---------- Given data
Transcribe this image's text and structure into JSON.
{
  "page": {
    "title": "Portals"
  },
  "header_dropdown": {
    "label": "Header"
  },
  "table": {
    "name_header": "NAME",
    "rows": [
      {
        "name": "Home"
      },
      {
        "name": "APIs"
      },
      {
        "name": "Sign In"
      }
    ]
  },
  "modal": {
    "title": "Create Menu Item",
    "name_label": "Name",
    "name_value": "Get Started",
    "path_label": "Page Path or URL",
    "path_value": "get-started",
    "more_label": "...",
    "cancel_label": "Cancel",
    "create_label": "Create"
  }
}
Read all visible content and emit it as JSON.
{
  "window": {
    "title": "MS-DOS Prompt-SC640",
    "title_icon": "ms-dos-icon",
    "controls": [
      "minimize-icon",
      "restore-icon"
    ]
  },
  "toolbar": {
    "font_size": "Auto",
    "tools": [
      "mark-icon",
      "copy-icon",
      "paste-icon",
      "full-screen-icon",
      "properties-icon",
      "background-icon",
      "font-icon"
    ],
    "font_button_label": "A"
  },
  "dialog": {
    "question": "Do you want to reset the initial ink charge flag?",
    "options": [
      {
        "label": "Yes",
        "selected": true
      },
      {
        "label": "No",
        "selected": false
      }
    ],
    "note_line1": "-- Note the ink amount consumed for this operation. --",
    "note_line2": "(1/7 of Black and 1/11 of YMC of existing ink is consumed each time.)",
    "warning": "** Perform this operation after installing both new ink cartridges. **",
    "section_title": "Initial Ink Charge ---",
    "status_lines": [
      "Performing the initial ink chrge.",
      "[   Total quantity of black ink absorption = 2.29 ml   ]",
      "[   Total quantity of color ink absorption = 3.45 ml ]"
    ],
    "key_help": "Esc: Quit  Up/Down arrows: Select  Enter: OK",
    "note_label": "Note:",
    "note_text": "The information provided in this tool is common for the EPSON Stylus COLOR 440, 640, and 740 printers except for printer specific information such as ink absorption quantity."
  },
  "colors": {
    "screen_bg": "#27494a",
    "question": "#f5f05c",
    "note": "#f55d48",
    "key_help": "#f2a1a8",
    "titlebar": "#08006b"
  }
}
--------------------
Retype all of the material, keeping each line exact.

Transcribe this image's text and structure into JSON.
{
  "page": {
    "title": "Portals"
  },
  "header_dropdown": {
    "label": "Header"
  },
  "table": {
    "name_header": "NAME",
    "rows": [
      {
        "name": "Home"
      },
      {
        "name": "APIs"
      },
      {
        "name": "Sign In"
      }
    ]
  },
  "modal": {
    "title": "Create Menu Item",
    "name_label": "Name",
    "name_value": "Get Started",
    "path_label": "Page Path or URL",
    "path_value": "get-started",
    "more_label": "...",
    "cancel_label": "Cancel",
    "create_label": "Create"
  }
}
Read all visible content and emit it as JSON.
{
  "window": {
    "title": "MS-DOS Prompt-SC640",
    "title_icon": "ms-dos-icon",
    "controls": [
      "minimize-icon",
      "restore-icon"
    ]
  },
  "toolbar": {
    "font_size": "Auto",
    "tools": [
      "mark-icon",
      "copy-icon",
      "paste-icon",
      "full-screen-icon",
      "properties-icon",
      "background-icon",
      "font-icon"
    ],
    "font_button_label": "A"
  },
  "dialog": {
    "question": "Do you want to reset the initial ink charge flag?",
    "options": [
      {
        "label": "Yes",
        "selected": true
      },
      {
        "label": "No",
        "selected": false
      }
    ],
    "note_line1": "-- Note the ink amount consumed for this operation. --",
    "note_line2": "(1/7 of Black and 1/11 of YMC of existing ink is consumed each time.)",
    "warning": "** Perform this operation after installing both new ink cartridges. **",
    "section_title": "Initial Ink Charge ---",
    "status_lines": [
      "Performing the initial ink chrge.",
      "[   Total quantity of black ink absorption = 2.29 ml   ]",
      "[   Total quantity of color ink absorption = 3.45 ml ]"
    ],
    "key_help": "Esc: Quit  Up/Down arrows: Select  Enter: OK",
    "note_label": "Note:",
    "note_text": "The information provided in this tool is common for the EPSON Stylus COLOR 440, 640, and 740 printers except for printer specific information such as ink absorption quantity."
  },
  "colors": {
    "screen_bg": "#27494a",
    "question": "#f5f05c",
    "note": "#f55d48",
    "key_help": "#f2a1a8",
    "titlebar": "#08006b"
  }
}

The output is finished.